a story lives forever
Sign in
Form submission failed!

Stay signed in

Recover your password?
Form submission failed!

Web of Stories Ltd would like to keep you informed about our products and services.

Please tick here if you would like us to keep you informed about our products and services.

I have read and accepted the Terms & Conditions.

Please note: Your email and any private information provided at registration will not be passed on to other individuals or organisations without your specific approval.

Video URL

You must be registered to use this feature. Sign in or register.


Why I enjoy theatre


Out of the academic world
Jonathan Miller Theatre director
Comments (0) Please sign in or register to add comments

[Q] What was happening to medicine then?

It had gone completely. I mean, I was not doing it. I kept up with my own subject, I'd go on reading about it and I kept on intermittently going back and doing things. I spent two years in which I abandoned this subject, I mean, I abandoned the theatre altogether and I went to... I had a research fellowship at the University College in the Wellcome Foundation and was doing stuff on the history of mesmerism, which I never completed the book of, but I wrote a lot of stuff about it. And then many years later I went back and got a Leverhulme Fellowship at Sussex doing work in neuropsychology.  And I, you know, working with someone else, published a paper.  But then I drifted back into the theatre... I was out of it by that... I was out of the academic world really, though at ease in it as well, at the same time. I was able to keep up and talk and converse because I kept up the, you know, the... the interest and the reading. I mean, I know what people are talking about in this area, in many of these areas which I’m interested in. But they’re all related to one another, it’s not as if I’ve splattered around into... I mean... there are literally thousands of areas about which I know nothing.  But, of course, to these rather vulgar journalists knowing more than three things is being a Renaissance man.

[Q] Do you... do you sometimes think... I mean many, many people good be doctors, and even neurologists, and possibly even make major discoveries in neurology...


[Q] ... probably would have done... the ones you might have done, or someone else might have made them.
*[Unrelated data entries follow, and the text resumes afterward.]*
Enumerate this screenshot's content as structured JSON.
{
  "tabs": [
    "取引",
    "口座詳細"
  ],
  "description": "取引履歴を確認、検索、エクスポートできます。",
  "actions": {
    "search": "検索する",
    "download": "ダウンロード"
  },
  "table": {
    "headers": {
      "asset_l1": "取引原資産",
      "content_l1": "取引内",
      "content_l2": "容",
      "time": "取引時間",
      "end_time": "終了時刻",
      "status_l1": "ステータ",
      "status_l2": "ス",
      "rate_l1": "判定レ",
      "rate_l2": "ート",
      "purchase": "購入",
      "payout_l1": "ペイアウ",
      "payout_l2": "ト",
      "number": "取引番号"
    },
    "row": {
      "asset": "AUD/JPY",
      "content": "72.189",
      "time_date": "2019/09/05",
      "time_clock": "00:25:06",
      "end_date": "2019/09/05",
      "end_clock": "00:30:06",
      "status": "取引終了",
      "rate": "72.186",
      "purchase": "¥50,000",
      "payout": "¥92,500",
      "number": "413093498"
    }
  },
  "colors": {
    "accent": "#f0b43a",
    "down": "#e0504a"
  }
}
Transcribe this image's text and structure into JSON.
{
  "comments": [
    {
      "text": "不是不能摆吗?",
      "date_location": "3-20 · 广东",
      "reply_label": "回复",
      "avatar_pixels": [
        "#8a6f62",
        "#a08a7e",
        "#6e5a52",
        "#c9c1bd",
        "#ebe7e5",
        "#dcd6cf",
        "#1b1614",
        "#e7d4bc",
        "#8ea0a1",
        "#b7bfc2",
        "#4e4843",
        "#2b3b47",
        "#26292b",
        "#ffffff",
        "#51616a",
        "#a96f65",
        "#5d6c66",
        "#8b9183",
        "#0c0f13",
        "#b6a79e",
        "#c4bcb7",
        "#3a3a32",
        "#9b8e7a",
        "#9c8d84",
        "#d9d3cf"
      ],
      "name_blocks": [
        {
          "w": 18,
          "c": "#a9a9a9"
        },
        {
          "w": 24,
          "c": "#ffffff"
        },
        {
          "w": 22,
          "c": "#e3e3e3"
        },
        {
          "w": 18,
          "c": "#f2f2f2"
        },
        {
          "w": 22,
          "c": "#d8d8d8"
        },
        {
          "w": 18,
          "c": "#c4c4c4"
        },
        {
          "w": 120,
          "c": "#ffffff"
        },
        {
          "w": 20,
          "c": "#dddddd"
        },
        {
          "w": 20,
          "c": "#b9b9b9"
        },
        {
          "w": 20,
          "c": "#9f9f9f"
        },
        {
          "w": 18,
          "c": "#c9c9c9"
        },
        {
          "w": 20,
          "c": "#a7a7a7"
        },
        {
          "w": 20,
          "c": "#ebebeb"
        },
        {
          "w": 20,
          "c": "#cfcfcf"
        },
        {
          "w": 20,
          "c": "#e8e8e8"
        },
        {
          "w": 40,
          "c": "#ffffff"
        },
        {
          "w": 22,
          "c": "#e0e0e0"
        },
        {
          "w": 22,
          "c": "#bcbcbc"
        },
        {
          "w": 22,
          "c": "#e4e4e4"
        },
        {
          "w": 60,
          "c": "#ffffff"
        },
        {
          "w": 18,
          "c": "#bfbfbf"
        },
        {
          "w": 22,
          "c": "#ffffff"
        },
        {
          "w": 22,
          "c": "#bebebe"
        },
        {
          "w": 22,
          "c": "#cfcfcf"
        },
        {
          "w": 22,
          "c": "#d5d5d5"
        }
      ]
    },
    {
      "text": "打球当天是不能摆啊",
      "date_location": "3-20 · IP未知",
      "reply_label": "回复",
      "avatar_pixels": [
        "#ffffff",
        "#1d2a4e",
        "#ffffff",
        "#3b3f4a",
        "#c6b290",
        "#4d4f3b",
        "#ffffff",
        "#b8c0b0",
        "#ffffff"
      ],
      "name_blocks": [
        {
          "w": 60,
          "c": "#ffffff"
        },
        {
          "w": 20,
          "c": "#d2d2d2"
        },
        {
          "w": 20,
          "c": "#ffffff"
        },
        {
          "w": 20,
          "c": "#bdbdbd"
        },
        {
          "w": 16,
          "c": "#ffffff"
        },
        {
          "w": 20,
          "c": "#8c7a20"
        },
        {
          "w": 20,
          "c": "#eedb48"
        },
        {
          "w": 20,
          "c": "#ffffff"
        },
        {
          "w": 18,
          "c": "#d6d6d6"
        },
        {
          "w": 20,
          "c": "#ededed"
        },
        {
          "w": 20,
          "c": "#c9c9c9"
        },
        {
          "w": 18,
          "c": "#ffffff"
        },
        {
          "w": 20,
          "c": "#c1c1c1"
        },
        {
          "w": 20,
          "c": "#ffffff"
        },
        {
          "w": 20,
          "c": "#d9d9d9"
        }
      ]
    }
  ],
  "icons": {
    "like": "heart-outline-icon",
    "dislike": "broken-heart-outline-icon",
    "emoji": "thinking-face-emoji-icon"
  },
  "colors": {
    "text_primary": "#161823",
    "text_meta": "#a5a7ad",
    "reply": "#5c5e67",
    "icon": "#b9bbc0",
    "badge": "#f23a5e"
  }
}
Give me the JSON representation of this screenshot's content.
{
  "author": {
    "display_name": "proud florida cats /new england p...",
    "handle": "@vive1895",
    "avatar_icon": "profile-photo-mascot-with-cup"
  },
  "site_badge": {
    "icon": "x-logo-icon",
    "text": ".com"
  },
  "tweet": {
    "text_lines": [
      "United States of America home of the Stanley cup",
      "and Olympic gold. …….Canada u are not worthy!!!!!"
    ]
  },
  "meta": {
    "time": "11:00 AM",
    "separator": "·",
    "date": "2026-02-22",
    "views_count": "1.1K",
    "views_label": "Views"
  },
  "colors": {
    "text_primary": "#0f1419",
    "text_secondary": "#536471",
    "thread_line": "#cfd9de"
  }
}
I mean, whereas its far less likely that anybody could've been the perosn who did the original work that you did in films, in  theatre and in opera?

Well, I don’t know whether it’s... possibly. I’ve never known. I mean, I quite... the works that I’ve done... a number of the works... I know that there are people who are delighted by what I have done and they come out of the theatre or the opera or whatever it is, or the television, saying the funny thing is it’s made me realise that I hadn’t really seen that work before, now I understand it in a different way.  And that’s all I set out to do. If I... yes, of course I hope that it’s going to be different because that’s the point of taking works from the past and finding aspects of them which had previously remained concealed or unrealised, that’s the point of doing it. Otherwise there’s no point just simply reviving them and... and, you know, like a Danish bog man.

Jonathan Miller (1934-2019) was a British theatre and opera director. Initially studying medicine at Cambridge, Sir Jonathan Miller came to prominence with the production of the British comedy revue, Beyond the Fringe. Following on from this success he embarked on a career in the theatre, directing a 1970 West End production of The Merchant of Venice starring Laurence Olivier. He also started directing opera, famously producing a modern, Mafia-themed version of Rigoletto.

Listeners: Christopher Sykes

Christopher Sykes is a London-based television producer and director who has made a number of documentary films for BBC TV, Channel 4 and PBS.

Tags: University College, Wellcome Foundation, Sussex

Duration: 3 minutes, 7 seconds

Date story recorded: July 2008

Date story went live: 23 December 2008